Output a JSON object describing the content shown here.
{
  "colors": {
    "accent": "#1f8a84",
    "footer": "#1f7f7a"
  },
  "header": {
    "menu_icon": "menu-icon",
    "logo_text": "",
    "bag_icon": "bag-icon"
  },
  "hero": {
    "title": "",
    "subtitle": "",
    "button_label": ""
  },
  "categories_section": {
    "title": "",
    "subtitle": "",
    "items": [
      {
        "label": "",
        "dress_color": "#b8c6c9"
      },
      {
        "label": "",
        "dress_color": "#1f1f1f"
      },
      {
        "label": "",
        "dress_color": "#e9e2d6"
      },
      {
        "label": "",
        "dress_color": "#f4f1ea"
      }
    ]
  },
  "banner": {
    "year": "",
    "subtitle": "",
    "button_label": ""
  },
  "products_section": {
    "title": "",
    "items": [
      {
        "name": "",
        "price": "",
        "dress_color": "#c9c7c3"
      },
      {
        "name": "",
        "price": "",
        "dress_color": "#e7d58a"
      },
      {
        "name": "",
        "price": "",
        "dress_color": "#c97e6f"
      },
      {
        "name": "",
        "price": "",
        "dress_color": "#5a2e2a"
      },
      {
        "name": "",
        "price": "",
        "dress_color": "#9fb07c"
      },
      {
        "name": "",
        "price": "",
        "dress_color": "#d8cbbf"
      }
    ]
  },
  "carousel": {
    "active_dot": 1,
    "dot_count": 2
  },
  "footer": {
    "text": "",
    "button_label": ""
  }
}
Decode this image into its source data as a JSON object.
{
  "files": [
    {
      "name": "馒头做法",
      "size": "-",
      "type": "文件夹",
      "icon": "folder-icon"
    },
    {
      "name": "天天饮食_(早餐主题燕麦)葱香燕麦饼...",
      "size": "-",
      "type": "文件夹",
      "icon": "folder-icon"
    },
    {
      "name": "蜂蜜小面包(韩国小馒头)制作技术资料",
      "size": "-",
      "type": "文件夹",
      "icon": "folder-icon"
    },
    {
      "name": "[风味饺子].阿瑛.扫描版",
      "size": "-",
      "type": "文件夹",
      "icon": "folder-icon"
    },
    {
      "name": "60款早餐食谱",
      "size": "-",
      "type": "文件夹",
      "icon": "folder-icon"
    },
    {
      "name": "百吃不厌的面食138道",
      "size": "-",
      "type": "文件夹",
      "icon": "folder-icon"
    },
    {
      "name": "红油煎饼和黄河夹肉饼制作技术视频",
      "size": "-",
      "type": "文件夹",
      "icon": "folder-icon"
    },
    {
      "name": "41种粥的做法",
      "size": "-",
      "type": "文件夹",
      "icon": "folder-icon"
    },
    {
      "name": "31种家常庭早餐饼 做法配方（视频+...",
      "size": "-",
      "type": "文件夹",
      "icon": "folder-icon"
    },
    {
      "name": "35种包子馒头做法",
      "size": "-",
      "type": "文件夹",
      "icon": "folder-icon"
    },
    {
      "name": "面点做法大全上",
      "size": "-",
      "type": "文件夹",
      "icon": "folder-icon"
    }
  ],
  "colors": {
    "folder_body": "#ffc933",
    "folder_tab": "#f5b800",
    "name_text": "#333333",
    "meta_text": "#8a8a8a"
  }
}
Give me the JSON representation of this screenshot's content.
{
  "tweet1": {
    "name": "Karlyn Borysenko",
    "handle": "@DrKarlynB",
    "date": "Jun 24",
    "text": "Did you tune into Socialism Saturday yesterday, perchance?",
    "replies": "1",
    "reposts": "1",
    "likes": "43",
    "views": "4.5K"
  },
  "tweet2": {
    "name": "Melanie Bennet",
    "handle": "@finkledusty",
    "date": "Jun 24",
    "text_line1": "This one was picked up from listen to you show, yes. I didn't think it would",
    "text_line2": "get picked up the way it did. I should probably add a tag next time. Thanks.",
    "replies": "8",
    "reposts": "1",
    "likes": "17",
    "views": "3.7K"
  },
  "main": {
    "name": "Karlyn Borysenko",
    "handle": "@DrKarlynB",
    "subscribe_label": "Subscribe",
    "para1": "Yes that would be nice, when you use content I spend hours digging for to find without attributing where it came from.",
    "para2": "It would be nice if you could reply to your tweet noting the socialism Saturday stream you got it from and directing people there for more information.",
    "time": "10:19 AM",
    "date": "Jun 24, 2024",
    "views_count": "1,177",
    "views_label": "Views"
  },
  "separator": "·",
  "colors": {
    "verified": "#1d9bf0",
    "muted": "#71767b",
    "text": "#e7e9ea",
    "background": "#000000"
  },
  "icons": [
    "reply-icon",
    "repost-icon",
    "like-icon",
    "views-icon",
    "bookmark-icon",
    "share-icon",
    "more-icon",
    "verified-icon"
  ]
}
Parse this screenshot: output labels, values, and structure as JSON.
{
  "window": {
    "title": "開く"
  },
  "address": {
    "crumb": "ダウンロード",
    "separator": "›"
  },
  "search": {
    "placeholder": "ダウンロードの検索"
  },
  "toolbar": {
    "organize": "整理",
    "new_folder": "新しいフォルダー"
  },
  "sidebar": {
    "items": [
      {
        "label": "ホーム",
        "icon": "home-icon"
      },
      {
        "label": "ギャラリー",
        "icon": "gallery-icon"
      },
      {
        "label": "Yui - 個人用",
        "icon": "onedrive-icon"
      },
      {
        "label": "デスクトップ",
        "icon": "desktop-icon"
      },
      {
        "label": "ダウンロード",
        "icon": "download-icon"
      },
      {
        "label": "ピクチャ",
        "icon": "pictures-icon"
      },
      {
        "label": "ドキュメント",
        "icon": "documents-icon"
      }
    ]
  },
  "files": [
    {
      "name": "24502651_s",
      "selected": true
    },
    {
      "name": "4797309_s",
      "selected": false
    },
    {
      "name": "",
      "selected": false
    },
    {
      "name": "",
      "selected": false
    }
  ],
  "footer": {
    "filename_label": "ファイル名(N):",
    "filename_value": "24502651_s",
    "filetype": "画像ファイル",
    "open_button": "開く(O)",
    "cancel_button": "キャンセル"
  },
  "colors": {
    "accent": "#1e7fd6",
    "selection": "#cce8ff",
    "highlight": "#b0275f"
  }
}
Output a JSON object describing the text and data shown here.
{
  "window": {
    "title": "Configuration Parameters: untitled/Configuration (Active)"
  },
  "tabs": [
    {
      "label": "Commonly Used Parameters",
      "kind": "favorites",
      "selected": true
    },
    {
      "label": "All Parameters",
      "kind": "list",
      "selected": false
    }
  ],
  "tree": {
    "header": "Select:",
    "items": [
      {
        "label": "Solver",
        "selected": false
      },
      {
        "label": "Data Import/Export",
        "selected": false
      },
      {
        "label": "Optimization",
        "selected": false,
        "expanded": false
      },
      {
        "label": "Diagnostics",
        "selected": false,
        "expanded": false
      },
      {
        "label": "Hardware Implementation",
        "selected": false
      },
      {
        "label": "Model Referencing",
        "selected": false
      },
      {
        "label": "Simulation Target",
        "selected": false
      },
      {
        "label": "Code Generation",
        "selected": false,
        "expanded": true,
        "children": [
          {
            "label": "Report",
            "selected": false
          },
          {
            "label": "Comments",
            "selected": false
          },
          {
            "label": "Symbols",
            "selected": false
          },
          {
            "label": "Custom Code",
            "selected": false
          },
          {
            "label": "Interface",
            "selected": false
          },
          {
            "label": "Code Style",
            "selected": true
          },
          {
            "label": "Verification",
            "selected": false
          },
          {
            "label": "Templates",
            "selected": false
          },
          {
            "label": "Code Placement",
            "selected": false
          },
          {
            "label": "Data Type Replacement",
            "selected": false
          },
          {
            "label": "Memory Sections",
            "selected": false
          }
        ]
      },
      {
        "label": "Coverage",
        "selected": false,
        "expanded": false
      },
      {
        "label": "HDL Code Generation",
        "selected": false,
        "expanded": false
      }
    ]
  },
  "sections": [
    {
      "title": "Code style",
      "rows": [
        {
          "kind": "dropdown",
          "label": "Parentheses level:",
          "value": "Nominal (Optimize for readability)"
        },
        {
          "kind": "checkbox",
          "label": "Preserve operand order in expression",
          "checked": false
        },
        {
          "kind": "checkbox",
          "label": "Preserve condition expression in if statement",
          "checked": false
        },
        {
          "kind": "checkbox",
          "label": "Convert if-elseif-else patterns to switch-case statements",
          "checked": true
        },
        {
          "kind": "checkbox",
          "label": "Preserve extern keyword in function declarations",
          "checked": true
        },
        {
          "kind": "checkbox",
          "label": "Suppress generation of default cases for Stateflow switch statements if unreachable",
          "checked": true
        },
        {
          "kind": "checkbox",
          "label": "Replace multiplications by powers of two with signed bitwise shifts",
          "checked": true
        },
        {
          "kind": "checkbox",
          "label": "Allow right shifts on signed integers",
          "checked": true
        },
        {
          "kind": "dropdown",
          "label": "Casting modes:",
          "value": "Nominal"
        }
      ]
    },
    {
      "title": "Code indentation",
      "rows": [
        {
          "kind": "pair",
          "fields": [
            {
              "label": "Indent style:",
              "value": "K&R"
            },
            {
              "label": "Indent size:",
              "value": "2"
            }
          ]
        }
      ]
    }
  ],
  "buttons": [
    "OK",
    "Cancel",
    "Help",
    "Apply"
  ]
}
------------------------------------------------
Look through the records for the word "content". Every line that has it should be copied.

Output a JSON object describing the content shown here.
Give me the JSON representation of this screenshot's content.
    "para1": "Yes that would be nice, when you use content I spend hours digging for to find without attributing where it came from.",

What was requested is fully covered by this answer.